The only critical edition is the one published by Dom B.-Charles Mercier in the Patrologia Orientalis, vol. 26 (1950).

Rubrics of Worship[edit]

The bishop elevates the chalice while the deacon fans the Gifts with the ripidion.

The Liturgy of St. James is commonly celebrated on the feast day of Saint James (October 23) and the first Sunday after Christmas, and then almost exclusively[clarification needed] celebrated on a daily basis in Jerusalem, in the Eastern Orthodox Church.[citation needed] The Liturgy of Saint James is long, taking some hours to complete in full. The recitation of the Divine Liturgy is performed according to the worship rubrics of a particular Rite, with specific parts chanted by the presider, the lectors, the choir, and the congregated faithful, at certain times in unison. Like other compositions in the Byzantine tradition, the Divine Liturgy of St. James as celebrated in Greek forms the basis of the English transcription. In its Syrian form, the Liturgy is still used in the Syriac and Indian Churches - Catholic and Orthodox - both in a Syriac translation and in Malayalam and English.

During the Offertory, the partiture[clarification needed] calls for a Cherubic Hymn chanted by readers as the priest brings the gifts to be consecrated onto the altar. In the Latin Church within the Catholic Communion, this composition became popular as a separate hymn of adoration of the Blessed Sacrament, known in English as Let All Mortal Flesh Keep Silence.

Musical annotation[edit]

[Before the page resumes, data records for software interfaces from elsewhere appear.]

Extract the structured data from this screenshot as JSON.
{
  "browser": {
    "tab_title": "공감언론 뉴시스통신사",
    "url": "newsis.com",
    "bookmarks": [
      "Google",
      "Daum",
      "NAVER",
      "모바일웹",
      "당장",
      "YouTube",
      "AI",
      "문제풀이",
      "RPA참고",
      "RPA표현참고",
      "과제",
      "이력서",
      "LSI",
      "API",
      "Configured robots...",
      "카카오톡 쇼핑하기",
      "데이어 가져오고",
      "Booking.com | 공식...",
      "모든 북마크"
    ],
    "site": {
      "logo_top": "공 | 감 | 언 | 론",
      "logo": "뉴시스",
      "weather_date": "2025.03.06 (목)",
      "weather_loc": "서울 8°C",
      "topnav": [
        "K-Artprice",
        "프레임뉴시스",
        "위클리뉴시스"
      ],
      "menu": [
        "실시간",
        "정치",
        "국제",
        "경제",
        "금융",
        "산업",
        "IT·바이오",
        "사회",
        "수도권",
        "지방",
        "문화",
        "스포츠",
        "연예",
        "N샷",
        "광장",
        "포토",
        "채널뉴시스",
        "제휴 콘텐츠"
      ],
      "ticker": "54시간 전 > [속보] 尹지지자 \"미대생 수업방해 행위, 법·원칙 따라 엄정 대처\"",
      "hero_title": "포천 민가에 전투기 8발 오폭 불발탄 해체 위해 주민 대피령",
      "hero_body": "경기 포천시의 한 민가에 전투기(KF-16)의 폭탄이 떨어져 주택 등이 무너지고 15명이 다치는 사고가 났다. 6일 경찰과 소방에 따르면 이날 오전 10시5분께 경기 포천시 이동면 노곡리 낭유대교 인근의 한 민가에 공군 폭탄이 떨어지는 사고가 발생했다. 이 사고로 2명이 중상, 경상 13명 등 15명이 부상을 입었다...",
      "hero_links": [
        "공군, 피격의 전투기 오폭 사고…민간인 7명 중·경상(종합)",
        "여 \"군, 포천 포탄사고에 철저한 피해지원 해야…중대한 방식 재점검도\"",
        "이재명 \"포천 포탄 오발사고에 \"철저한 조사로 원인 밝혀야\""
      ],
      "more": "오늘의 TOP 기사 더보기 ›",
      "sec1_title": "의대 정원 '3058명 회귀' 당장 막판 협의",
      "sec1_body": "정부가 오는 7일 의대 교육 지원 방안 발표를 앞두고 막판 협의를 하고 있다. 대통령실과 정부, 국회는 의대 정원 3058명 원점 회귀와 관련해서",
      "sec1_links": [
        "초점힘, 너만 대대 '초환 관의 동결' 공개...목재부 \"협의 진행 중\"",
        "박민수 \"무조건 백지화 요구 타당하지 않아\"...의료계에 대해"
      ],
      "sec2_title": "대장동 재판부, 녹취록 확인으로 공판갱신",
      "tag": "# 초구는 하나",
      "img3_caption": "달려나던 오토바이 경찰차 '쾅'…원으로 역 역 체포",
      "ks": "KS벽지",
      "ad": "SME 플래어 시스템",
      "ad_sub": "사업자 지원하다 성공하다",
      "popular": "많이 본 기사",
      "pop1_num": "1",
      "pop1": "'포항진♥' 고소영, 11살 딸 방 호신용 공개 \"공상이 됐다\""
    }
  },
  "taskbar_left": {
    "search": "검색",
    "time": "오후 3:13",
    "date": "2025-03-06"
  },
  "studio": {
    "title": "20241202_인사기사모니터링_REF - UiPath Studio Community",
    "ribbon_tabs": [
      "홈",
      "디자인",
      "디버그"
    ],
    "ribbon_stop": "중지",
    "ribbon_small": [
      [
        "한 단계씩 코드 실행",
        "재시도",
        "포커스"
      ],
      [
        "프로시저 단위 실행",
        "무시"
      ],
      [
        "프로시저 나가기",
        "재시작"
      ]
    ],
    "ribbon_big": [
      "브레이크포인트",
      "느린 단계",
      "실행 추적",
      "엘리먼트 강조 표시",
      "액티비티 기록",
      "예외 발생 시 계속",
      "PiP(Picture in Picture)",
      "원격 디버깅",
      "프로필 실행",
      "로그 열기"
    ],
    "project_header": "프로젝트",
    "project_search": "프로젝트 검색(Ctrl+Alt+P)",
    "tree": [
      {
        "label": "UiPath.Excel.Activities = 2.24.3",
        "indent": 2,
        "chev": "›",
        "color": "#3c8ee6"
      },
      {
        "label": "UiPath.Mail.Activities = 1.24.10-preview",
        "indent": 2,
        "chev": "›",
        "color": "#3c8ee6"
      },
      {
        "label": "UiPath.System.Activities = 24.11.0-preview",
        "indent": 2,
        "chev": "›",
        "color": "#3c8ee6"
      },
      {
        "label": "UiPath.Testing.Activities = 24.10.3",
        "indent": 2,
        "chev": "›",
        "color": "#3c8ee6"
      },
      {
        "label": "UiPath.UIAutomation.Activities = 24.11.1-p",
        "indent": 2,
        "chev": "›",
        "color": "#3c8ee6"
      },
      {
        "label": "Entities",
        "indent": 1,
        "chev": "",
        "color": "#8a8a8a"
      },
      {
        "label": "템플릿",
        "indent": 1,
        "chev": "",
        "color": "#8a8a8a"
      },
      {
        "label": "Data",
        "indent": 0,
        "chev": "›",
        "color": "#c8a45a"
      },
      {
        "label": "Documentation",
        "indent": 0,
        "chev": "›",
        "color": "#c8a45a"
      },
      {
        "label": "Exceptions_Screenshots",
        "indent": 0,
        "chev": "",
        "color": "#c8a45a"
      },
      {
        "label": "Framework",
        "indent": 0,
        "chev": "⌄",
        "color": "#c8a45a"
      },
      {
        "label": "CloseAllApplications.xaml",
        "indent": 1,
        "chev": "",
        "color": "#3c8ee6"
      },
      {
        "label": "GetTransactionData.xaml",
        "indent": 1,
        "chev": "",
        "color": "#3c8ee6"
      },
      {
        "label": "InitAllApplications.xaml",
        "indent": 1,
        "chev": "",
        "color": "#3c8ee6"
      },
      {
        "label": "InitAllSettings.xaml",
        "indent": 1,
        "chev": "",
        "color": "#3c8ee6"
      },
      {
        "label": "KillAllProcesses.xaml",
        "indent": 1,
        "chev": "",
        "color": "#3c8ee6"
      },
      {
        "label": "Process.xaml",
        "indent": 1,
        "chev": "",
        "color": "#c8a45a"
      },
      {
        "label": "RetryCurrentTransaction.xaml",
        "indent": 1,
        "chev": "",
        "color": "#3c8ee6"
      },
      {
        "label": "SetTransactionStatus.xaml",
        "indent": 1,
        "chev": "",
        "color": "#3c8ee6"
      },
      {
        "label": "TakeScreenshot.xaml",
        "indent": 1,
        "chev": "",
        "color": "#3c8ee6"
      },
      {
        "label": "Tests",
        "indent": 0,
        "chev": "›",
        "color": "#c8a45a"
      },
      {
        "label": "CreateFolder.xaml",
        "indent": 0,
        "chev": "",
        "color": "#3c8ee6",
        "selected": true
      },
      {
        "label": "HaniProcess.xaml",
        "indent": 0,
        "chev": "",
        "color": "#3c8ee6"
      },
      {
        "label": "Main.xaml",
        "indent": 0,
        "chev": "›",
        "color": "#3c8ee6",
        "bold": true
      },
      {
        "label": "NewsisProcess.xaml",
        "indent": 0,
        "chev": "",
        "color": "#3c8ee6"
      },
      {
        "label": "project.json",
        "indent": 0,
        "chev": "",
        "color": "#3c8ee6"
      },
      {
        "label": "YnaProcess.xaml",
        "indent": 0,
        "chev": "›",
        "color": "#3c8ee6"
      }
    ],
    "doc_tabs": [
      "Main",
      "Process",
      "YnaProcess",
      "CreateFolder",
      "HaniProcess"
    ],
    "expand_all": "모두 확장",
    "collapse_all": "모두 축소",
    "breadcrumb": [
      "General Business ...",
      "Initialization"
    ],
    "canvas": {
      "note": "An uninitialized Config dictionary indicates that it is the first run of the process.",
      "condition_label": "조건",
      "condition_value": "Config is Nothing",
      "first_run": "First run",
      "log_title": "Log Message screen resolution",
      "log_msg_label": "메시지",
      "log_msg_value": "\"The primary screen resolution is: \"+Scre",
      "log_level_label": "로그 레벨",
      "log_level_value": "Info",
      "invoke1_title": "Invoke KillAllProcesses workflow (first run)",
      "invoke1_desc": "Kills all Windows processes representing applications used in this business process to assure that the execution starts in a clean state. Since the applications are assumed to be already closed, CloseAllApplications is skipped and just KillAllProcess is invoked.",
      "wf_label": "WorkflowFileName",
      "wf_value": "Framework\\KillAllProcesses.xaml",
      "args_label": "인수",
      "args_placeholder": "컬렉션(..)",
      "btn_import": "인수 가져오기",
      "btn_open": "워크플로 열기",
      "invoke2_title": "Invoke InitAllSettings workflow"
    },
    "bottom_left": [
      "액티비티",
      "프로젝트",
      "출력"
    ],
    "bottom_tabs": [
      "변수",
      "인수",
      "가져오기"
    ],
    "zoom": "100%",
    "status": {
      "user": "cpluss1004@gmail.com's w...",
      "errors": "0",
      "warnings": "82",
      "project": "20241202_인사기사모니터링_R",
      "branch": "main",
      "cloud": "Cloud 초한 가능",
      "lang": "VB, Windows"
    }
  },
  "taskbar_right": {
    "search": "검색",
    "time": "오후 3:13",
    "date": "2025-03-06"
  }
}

The hymnographers of the early Church composed both the words of the sung prayers and the tones of the musical scale to be sung in a single codex for a particular community. The annotation was recorded in close correspondence to the text (for sample codices, see those[2] collated by the North American Greek Orthodox Monastery of St. Anthony in Arizona) with neumes indicating the melodic tones and their duration used before the adoption of the Western system of staff and scales became established in medieval times. In those communities that worship in Syriac the neumes are mirror images of those used by the authocthonous Greek and Cyrillic Orthodox Churches and written and read right to left in accordance with the Syriac script of the prayer texts.

The English Hymnal features the 1906 Ralph Vaughan Williams arrangement of the English verses of the Cherubic hymn of the Offertory chant (see above) to the melody of a French folk tune Picardy. The hymn known as Let All Mortal Flesh Keep Silence is also popular in the Roman Catholic Latin rite as an alternative to the spoken communion antiphon.

See also[edit]

References[edit]

  1. ^ John Witvliet The Anaphora of St. James in ed. F. Bradshaw Essays on Early Eastern Eucharistic Prayers, 1997
  2. ^ http://www.stanthonysmonastery.org/music/ByzMusicFonts.html

Further reading[edit]

  • L. H. Dalmais, Eastern Liturgies (1960)

External links[edit]